Ohio is set to regulate wetlands after U.S. Supreme Court limits federal control
The U.S. Supreme Court limited federal Clean Water Act protections over certain wetlands in a ruling earlier this year. But wetlands that lose federal protection in Ohio will still be regulated, by the state instead of the federal government, because Ohio has robust statewide wetlands standards.
The Court’s ruling in Sackett v. EPA found the Clean Water Act’s reach to be too broad in defining "protected waters." The decision limits the U.S. Environmental Protection Agency’s control to wetlands with a “continuous surface connection” to larger, navigable bodies of water.
Ohio has wetlands that would not qualify for federal protection under that definition. But those lands still would be regulated by the state's long-standing Isolated Wetlands Program, said environmental lawyer Lou McMahon of the McMahon DeGulis firm.
“It doesn't mean that they're not regulated,” he said. “It depends on what the state and local governments do to regulate them, and in Ohio, we have an entirely consistent complementary wetlands regime that governs those isolated wetlands.”
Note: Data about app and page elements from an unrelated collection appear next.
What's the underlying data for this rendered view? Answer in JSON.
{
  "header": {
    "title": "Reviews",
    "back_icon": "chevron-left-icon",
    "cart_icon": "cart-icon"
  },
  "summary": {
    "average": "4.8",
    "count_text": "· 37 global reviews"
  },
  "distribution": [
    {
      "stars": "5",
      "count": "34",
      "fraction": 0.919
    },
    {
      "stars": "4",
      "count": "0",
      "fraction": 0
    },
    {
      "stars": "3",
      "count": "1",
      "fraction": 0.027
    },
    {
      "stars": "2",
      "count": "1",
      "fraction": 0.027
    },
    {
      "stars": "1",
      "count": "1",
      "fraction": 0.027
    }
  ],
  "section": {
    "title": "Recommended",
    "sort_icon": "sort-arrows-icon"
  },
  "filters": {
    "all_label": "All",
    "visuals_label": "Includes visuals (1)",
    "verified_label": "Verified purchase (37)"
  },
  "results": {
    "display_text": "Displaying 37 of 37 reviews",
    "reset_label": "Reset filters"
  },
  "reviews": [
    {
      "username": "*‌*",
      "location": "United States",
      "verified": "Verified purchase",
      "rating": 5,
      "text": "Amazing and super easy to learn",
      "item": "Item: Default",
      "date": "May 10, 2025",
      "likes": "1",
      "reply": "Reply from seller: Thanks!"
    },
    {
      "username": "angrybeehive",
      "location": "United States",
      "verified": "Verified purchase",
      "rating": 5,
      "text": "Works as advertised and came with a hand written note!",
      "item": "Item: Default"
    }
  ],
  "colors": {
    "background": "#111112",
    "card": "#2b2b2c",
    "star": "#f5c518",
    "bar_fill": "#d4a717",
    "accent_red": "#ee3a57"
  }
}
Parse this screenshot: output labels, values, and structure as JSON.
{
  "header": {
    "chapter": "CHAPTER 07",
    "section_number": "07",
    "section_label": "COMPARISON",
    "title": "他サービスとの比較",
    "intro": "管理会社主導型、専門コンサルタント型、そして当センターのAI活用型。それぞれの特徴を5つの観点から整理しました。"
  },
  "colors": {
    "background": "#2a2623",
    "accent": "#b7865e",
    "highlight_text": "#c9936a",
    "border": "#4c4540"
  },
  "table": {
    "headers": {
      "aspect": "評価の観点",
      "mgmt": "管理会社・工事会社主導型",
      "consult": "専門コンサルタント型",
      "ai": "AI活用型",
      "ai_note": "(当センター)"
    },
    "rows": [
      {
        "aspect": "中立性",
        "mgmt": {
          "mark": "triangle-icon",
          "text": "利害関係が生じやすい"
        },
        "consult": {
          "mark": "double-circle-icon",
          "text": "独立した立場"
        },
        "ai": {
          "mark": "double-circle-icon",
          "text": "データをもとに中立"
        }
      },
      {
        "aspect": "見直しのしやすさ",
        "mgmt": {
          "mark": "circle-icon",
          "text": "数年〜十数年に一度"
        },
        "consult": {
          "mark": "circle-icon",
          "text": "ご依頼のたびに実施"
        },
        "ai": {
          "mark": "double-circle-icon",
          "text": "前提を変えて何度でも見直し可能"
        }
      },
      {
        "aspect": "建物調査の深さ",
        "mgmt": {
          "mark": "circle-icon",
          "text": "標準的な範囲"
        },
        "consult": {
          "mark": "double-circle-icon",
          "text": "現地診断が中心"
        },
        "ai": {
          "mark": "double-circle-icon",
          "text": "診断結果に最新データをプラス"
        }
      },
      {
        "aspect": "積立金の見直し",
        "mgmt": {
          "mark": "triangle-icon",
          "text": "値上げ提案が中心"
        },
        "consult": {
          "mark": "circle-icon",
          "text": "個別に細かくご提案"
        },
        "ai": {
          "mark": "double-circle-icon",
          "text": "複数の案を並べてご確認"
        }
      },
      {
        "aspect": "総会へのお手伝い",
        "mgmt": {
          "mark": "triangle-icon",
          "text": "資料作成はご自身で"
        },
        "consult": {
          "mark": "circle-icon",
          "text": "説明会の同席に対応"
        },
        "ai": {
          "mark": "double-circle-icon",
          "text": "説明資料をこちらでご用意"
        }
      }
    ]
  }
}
The Isolated Wetlands Program requires those who wish to fill or dredge into a wetland to obtain a permit from the Ohio EPA. The state’s permitting process and deadlines make it “efficient and predictable,” said Vince Messerly, president of the Stream and Wetlands Foundation.
“Once they have a completed application, the permits are deemed approved if the state doesn't either deny or issue the permit within the statutory timelines,” he said.
About two dozen states have some sort of state wetlands regulatory program, according to the Association of State Wetlands Managers. Ohio’s program is the broadest. It regulates wetlands, regardless of size, Messerly said.
There will be more land for the state to regulate as a result of the Supreme Court’s ruling. Messerly said while permit fees attached to applications may help cover some of the costs, it’s possible the Isolated Wetlands Program may need to shift in order to meet demand.
“I don't think in any way that the permitting fees in the program are enough to offset all that,” he said. “So, I wouldn't be surprised if the agency came back to the legislature at some point in time, or the agency would have to shift funding from other programs to help boost that program to accommodate the increase in demand for isolated wetland permits.”
Wetlands, regardless of their size or location, help maintain water quality by filtering out fertilizer and other contaminants.
“Wetlands, even if they're not continuous connections, generally are understood to have ... an important filtering function,” McMahon said. “That's part of how watersheds function. The wetlands are a big part of that.”
Though the ruling raised concerns for some over water quality, Case Western Reserve University law professor Jonathan Adler said clarifying the reach of the Clean Water Act was long overdue.
“There were some Supreme Court decisions on other questions in the 1990s that really made clear that the regulations that the EPA and Army Corps (of Engineers) had issued defining the scope of their own regulation were overly broad and that the agencies needed to take account of that,” he said. “And they really didn't.”
A lot of environmental and conservation work is done at the state and local level, Adler said. But over the last 25 years, the broad terms defined by the Clean Water Act made it difficult for state regulators to know when to step in.
“If we want state and local governments to be most effective at addressing more localized concerns, we want there to be clarity about where federal authority ends and state and local authority begins,” he said. “The lack of certainty over the last few decades has made it more costly and difficult for state governments to figure out how to prioritize what their role should be to help promote environmental conservation.”
The U.S. EPA plans to issue a new definition of “Waters of the United States” that aligns with the court’s decision by September 1. This deadline is an optimistic one Messerly said.
The long-term environmental impact of the Supreme Court’s decision will be revealed over time and vary by state, Adler said, depending on the level and reach of state and local wetlands regulations.
But for homeowners and developers looking to build on or near an Ohio wetland that doesn’t connect to a larger body of water, the court’s decision provides clarity on where to go for approval, McMahon said.
“It just means you don't need a permit from the federal government," he said. “You just need a permit from Ohio.”